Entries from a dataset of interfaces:
══════════════════════════════

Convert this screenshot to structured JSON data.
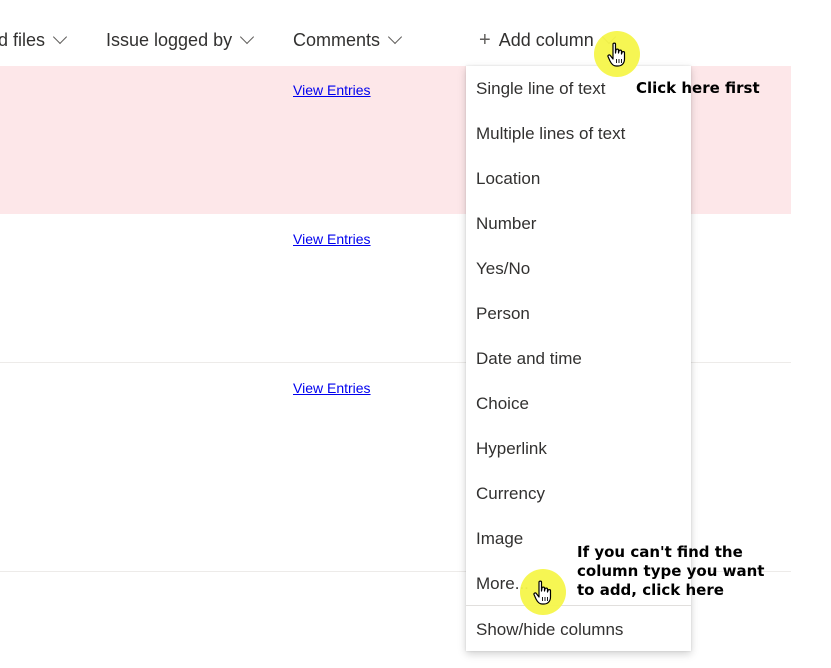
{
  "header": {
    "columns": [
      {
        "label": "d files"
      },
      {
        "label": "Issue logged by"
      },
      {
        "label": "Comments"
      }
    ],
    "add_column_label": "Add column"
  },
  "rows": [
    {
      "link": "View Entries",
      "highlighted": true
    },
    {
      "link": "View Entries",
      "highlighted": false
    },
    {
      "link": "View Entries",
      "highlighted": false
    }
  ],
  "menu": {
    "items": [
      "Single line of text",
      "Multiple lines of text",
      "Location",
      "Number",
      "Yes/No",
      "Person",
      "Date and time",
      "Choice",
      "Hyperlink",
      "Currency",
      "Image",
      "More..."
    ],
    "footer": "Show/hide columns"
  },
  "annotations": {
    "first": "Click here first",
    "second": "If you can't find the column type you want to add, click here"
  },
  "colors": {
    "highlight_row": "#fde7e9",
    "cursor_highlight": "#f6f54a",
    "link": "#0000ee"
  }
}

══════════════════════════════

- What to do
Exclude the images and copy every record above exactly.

- Task response
Convert this screenshot to structured JSON data.
{
  "header": {
    "columns": [
      {
        "label": "d files"
      },
      {
        "label": "Issue logged by"
      },
      {
        "label": "Comments"
      }
    ],
    "add_column_label": "Add column"
  },
  "rows": [
    {
      "link": "View Entries",
      "highlighted": true
    },
    {
      "link": "View Entries",
      "highlighted": false
    },
    {
      "link": "View Entries",
      "highlighted": false
    }
  ],
  "menu": {
    "items": [
      "Single line of text",
      "Multiple lines of text",
      "Location",
      "Number",
      "Yes/No",
      "Person",
      "Date and time",
      "Choice",
      "Hyperlink",
      "Currency",
      "Image",
      "More..."
    ],
    "footer": "Show/hide columns"
  },
  "annotations": {
    "first": "Click here first",
    "second": "If you can't find the column type you want to add, click here"
  },
  "colors": {
    "highlight_row": "#fde7e9",
    "cursor_highlight": "#f6f54a",
    "link": "#0000ee"
  }
}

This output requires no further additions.